= RECORDS SUPPLIED =
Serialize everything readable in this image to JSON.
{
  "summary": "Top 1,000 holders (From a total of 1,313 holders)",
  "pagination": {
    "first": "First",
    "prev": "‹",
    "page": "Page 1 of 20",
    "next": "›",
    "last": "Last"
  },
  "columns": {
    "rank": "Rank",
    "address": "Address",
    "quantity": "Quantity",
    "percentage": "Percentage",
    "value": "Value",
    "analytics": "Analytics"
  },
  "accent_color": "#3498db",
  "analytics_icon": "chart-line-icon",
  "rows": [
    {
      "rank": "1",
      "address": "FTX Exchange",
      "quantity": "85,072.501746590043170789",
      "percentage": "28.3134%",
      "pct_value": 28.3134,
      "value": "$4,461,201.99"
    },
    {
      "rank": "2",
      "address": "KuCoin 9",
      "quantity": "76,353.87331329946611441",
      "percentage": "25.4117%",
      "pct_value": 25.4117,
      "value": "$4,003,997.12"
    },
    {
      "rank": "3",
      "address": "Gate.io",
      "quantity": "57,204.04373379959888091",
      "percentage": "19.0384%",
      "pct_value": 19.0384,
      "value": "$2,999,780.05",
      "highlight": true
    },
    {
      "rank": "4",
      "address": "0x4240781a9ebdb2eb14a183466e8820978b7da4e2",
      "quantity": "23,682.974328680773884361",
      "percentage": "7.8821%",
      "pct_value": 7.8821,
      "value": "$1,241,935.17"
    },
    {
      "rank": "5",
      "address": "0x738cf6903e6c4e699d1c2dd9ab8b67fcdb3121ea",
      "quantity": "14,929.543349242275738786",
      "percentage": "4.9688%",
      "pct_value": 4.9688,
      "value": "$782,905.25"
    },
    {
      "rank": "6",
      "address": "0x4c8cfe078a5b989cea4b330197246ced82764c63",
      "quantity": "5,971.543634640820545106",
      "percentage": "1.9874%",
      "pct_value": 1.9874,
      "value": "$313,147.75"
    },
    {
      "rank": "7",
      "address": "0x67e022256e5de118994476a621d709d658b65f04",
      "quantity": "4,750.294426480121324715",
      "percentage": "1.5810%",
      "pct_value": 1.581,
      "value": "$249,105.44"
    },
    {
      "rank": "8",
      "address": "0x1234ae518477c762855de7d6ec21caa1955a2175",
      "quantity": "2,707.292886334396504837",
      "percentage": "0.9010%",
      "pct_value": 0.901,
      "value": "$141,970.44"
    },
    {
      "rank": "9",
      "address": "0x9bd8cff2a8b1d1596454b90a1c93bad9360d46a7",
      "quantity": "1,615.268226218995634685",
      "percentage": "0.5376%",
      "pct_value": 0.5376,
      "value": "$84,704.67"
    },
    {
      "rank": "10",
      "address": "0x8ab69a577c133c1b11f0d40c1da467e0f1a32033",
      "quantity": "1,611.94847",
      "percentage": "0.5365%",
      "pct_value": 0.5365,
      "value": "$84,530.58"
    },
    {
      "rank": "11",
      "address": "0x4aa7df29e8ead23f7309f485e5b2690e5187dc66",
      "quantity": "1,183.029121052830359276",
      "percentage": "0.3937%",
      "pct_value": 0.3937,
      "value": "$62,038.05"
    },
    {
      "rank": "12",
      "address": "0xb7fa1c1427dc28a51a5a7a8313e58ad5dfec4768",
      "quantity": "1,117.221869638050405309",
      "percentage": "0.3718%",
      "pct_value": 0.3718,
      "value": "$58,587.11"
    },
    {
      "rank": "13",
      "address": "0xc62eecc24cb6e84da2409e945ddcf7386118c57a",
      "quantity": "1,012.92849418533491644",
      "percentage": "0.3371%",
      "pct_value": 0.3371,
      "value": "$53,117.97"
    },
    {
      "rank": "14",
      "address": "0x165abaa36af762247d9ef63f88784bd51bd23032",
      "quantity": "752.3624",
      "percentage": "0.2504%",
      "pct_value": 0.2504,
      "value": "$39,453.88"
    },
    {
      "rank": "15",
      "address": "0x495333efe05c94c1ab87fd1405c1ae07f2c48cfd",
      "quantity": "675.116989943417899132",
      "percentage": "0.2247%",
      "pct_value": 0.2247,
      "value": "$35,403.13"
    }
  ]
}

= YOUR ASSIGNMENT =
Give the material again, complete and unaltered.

= EXERCISE OUTPUT =
Serialize everything readable in this image to JSON.
{
  "summary": "Top 1,000 holders (From a total of 1,313 holders)",
  "pagination": {
    "first": "First",
    "prev": "‹",
    "page": "Page 1 of 20",
    "next": "›",
    "last": "Last"
  },
  "columns": {
    "rank": "Rank",
    "address": "Address",
    "quantity": "Quantity",
    "percentage": "Percentage",
    "value": "Value",
    "analytics": "Analytics"
  },
  "accent_color": "#3498db",
  "analytics_icon": "chart-line-icon",
  "rows": [
    {
      "rank": "1",
      "address": "FTX Exchange",
      "quantity": "85,072.501746590043170789",
      "percentage": "28.3134%",
      "pct_value": 28.3134,
      "value": "$4,461,201.99"
    },
    {
      "rank": "2",
      "address": "KuCoin 9",
      "quantity": "76,353.87331329946611441",
      "percentage": "25.4117%",
      "pct_value": 25.4117,
      "value": "$4,003,997.12"
    },
    {
      "rank": "3",
      "address": "Gate.io",
      "quantity": "57,204.04373379959888091",
      "percentage": "19.0384%",
      "pct_value": 19.0384,
      "value": "$2,999,780.05",
      "highlight": true
    },
    {
      "rank": "4",
      "address": "0x4240781a9ebdb2eb14a183466e8820978b7da4e2",
      "quantity": "23,682.974328680773884361",
      "percentage": "7.8821%",
      "pct_value": 7.8821,
      "value": "$1,241,935.17"
    },
    {
      "rank": "5",
      "address": "0x738cf6903e6c4e699d1c2dd9ab8b67fcdb3121ea",
      "quantity": "14,929.543349242275738786",
      "percentage": "4.9688%",
      "pct_value": 4.9688,
      "value": "$782,905.25"
    },
    {
      "rank": "6",
      "address": "0x4c8cfe078a5b989cea4b330197246ced82764c63",
      "quantity": "5,971.543634640820545106",
      "percentage": "1.9874%",
      "pct_value": 1.9874,
      "value": "$313,147.75"
    },
    {
      "rank": "7",
      "address": "0x67e022256e5de118994476a621d709d658b65f04",
      "quantity": "4,750.294426480121324715",
      "percentage": "1.5810%",
      "pct_value": 1.581,
      "value": "$249,105.44"
    },
    {
      "rank": "8",
      "address": "0x1234ae518477c762855de7d6ec21caa1955a2175",
      "quantity": "2,707.292886334396504837",
      "percentage": "0.9010%",
      "pct_value": 0.901,
      "value": "$141,970.44"
    },
    {
      "rank": "9",
      "address": "0x9bd8cff2a8b1d1596454b90a1c93bad9360d46a7",
      "quantity": "1,615.268226218995634685",
      "percentage": "0.5376%",
      "pct_value": 0.5376,
      "value": "$84,704.67"
    },
    {
      "rank": "10",
      "address": "0x8ab69a577c133c1b11f0d40c1da467e0f1a32033",
      "quantity": "1,611.94847",
      "percentage": "0.5365%",
      "pct_value": 0.5365,
      "value": "$84,530.58"
    },
    {
      "rank": "11",
      "address": "0x4aa7df29e8ead23f7309f485e5b2690e5187dc66",
      "quantity": "1,183.029121052830359276",
      "percentage": "0.3937%",
      "pct_value": 0.3937,
      "value": "$62,038.05"
    },
    {
      "rank": "12",
      "address": "0xb7fa1c1427dc28a51a5a7a8313e58ad5dfec4768",
      "quantity": "1,117.221869638050405309",
      "percentage": "0.3718%",
      "pct_value": 0.3718,
      "value": "$58,587.11"
    },
    {
      "rank": "13",
      "address": "0xc62eecc24cb6e84da2409e945ddcf7386118c57a",
      "quantity": "1,012.92849418533491644",
      "percentage": "0.3371%",
      "pct_value": 0.3371,
      "value": "$53,117.97"
    },
    {
      "rank": "14",
      "address": "0x165abaa36af762247d9ef63f88784bd51bd23032",
      "quantity": "752.3624",
      "percentage": "0.2504%",
      "pct_value": 0.2504,
      "value": "$39,453.88"
    },
    {
      "rank": "15",
      "address": "0x495333efe05c94c1ab87fd1405c1ae07f2c48cfd",
      "quantity": "675.116989943417899132",
      "percentage": "0.2247%",
      "pct_value": 0.2247,
      "value": "$35,403.13"
    }
  ]
}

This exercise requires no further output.